(Items from an interface collection)
# # # #

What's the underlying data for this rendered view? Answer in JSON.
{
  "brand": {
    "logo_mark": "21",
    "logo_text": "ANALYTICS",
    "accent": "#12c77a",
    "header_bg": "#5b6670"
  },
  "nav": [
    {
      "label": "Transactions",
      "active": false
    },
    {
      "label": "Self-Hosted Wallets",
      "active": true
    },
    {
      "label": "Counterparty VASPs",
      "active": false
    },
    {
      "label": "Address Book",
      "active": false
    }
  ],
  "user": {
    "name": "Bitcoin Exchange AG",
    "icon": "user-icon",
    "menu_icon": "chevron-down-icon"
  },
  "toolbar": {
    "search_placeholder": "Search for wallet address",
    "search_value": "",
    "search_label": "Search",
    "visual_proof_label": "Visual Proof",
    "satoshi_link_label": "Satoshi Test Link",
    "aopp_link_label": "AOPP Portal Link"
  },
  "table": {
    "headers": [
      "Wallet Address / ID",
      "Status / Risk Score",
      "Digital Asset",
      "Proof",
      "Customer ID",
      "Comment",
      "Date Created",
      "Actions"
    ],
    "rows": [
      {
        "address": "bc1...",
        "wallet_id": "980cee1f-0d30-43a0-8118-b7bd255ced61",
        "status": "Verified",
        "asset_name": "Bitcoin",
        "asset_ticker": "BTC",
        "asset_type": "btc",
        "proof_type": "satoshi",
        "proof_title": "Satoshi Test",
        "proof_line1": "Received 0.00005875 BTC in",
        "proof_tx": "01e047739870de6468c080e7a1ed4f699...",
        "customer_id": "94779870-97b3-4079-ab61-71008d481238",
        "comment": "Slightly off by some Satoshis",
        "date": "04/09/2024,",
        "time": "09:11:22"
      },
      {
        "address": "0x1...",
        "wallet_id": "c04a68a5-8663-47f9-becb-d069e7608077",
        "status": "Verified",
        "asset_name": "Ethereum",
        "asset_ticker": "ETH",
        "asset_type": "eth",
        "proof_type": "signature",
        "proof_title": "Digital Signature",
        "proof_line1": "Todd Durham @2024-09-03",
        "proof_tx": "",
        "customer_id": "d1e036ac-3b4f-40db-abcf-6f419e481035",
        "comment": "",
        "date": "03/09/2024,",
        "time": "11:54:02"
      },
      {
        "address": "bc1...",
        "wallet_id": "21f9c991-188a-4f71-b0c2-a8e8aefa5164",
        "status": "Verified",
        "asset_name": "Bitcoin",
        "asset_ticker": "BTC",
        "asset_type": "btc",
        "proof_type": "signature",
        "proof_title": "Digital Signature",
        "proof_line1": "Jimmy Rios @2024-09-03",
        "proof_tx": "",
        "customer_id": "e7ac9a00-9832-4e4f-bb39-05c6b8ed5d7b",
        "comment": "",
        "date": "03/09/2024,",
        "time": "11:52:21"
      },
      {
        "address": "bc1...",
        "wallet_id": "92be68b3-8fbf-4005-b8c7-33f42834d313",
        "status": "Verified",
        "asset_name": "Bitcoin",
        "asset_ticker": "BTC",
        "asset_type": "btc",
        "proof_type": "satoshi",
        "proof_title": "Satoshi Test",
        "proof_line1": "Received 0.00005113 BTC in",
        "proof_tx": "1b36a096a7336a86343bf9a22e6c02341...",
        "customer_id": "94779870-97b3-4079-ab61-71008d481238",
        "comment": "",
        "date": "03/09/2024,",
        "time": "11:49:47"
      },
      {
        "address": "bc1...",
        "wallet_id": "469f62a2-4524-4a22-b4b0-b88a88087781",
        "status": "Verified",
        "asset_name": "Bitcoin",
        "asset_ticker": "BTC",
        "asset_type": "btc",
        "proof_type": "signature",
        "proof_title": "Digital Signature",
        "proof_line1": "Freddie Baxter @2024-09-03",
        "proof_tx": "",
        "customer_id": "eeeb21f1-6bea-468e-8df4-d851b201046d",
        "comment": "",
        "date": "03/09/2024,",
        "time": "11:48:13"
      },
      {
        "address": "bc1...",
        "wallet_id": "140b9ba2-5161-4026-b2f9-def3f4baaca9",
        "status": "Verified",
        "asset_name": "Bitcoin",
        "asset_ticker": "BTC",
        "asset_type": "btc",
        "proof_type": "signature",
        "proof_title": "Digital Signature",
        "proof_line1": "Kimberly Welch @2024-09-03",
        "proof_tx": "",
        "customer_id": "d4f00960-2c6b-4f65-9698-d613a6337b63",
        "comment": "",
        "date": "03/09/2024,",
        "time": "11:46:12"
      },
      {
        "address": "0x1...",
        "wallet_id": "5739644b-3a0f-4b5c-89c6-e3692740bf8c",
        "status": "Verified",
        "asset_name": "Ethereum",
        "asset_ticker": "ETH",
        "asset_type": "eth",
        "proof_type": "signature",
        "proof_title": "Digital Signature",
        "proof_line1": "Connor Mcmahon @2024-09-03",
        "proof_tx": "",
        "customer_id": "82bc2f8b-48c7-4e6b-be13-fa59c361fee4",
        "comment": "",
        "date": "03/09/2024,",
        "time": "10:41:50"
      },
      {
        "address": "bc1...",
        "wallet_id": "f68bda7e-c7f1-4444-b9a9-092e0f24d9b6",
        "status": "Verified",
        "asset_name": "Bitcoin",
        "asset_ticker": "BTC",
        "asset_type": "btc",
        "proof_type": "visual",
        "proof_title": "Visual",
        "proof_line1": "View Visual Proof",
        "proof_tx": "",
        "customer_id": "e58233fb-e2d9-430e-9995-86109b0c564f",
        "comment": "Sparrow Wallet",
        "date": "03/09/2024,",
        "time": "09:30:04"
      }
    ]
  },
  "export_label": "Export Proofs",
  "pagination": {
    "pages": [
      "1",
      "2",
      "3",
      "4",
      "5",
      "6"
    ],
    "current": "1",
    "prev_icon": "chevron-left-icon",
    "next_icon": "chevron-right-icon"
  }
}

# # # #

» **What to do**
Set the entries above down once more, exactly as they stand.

» **Answer section**
What's the underlying data for this rendered view? Answer in JSON.
{
  "brand": {
    "logo_mark": "21",
    "logo_text": "ANALYTICS",
    "accent": "#12c77a",
    "header_bg": "#5b6670"
  },
  "nav": [
    {
      "label": "Transactions",
      "active": false
    },
    {
      "label": "Self-Hosted Wallets",
      "active": true
    },
    {
      "label": "Counterparty VASPs",
      "active": false
    },
    {
      "label": "Address Book",
      "active": false
    }
  ],
  "user": {
    "name": "Bitcoin Exchange AG",
    "icon": "user-icon",
    "menu_icon": "chevron-down-icon"
  },
  "toolbar": {
    "search_placeholder": "Search for wallet address",
    "search_value": "",
    "search_label": "Search",
    "visual_proof_label": "Visual Proof",
    "satoshi_link_label": "Satoshi Test Link",
    "aopp_link_label": "AOPP Portal Link"
  },
  "table": {
    "headers": [
      "Wallet Address / ID",
      "Status / Risk Score",
      "Digital Asset",
      "Proof",
      "Customer ID",
      "Comment",
      "Date Created",
      "Actions"
    ],
    "rows": [
      {
        "address": "bc1...",
        "wallet_id": "980cee1f-0d30-43a0-8118-b7bd255ced61",
        "status": "Verified",
        "asset_name": "Bitcoin",
        "asset_ticker": "BTC",
        "asset_type": "btc",
        "proof_type": "satoshi",
        "proof_title": "Satoshi Test",
        "proof_line1": "Received 0.00005875 BTC in",
        "proof_tx": "01e047739870de6468c080e7a1ed4f699...",
        "customer_id": "94779870-97b3-4079-ab61-71008d481238",
        "comment": "Slightly off by some Satoshis",
        "date": "04/09/2024,",
        "time": "09:11:22"
      },
      {
        "address": "0x1...",
        "wallet_id": "c04a68a5-8663-47f9-becb-d069e7608077",
        "status": "Verified",
        "asset_name": "Ethereum",
        "asset_ticker": "ETH",
        "asset_type": "eth",
        "proof_type": "signature",
        "proof_title": "Digital Signature",
        "proof_line1": "Todd Durham @2024-09-03",
        "proof_tx": "",
        "customer_id": "d1e036ac-3b4f-40db-abcf-6f419e481035",
        "comment": "",
        "date": "03/09/2024,",
        "time": "11:54:02"
      },
      {
        "address": "bc1...",
        "wallet_id": "21f9c991-188a-4f71-b0c2-a8e8aefa5164",
        "status": "Verified",
        "asset_name": "Bitcoin",
        "asset_ticker": "BTC",
        "asset_type": "btc",
        "proof_type": "signature",
        "proof_title": "Digital Signature",
        "proof_line1": "Jimmy Rios @2024-09-03",
        "proof_tx": "",
        "customer_id": "e7ac9a00-9832-4e4f-bb39-05c6b8ed5d7b",
        "comment": "",
        "date": "03/09/2024,",
        "time": "11:52:21"
      },
      {
        "address": "bc1...",
        "wallet_id": "92be68b3-8fbf-4005-b8c7-33f42834d313",
        "status": "Verified",
        "asset_name": "Bitcoin",
        "asset_ticker": "BTC",
        "asset_type": "btc",
        "proof_type": "satoshi",
        "proof_title": "Satoshi Test",
        "proof_line1": "Received 0.00005113 BTC in",
        "proof_tx": "1b36a096a7336a86343bf9a22e6c02341...",
        "customer_id": "94779870-97b3-4079-ab61-71008d481238",
        "comment": "",
        "date": "03/09/2024,",
        "time": "11:49:47"
      },
      {
        "address": "bc1...",
        "wallet_id": "469f62a2-4524-4a22-b4b0-b88a88087781",
        "status": "Verified",
        "asset_name": "Bitcoin",
        "asset_ticker": "BTC",
        "asset_type": "btc",
        "proof_type": "signature",
        "proof_title": "Digital Signature",
        "proof_line1": "Freddie Baxter @2024-09-03",
        "proof_tx": "",
        "customer_id": "eeeb21f1-6bea-468e-8df4-d851b201046d",
        "comment": "",
        "date": "03/09/2024,",
        "time": "11:48:13"
      },
      {
        "address": "bc1...",
        "wallet_id": "140b9ba2-5161-4026-b2f9-def3f4baaca9",
        "status": "Verified",
        "asset_name": "Bitcoin",
        "asset_ticker": "BTC",
        "asset_type": "btc",
        "proof_type": "signature",
        "proof_title": "Digital Signature",
        "proof_line1": "Kimberly Welch @2024-09-03",
        "proof_tx": "",
        "customer_id": "d4f00960-2c6b-4f65-9698-d613a6337b63",
        "comment": "",
        "date": "03/09/2024,",
        "time": "11:46:12"
      },
      {
        "address": "0x1...",
        "wallet_id": "5739644b-3a0f-4b5c-89c6-e3692740bf8c",
        "status": "Verified",
        "asset_name": "Ethereum",
        "asset_ticker": "ETH",
        "asset_type": "eth",
        "proof_type": "signature",
        "proof_title": "Digital Signature",
        "proof_line1": "Connor Mcmahon @2024-09-03",
        "proof_tx": "",
        "customer_id": "82bc2f8b-48c7-4e6b-be13-fa59c361fee4",
        "comment": "",
        "date": "03/09/2024,",
        "time": "10:41:50"
      },
      {
        "address": "bc1...",
        "wallet_id": "f68bda7e-c7f1-4444-b9a9-092e0f24d9b6",
        "status": "Verified",
        "asset_name": "Bitcoin",
        "asset_ticker": "BTC",
        "asset_type": "btc",
        "proof_type": "visual",
        "proof_title": "Visual",
        "proof_line1": "View Visual Proof",
        "proof_tx": "",
        "customer_id": "e58233fb-e2d9-430e-9995-86109b0c564f",
        "comment": "Sparrow Wallet",
        "date": "03/09/2024,",
        "time": "09:30:04"
      }
    ]
  },
  "export_label": "Export Proofs",
  "pagination": {
    "pages": [
      "1",
      "2",
      "3",
      "4",
      "5",
      "6"
    ],
    "current": "1",
    "prev_icon": "chevron-left-icon",
    "next_icon": "chevron-right-icon"
  }
}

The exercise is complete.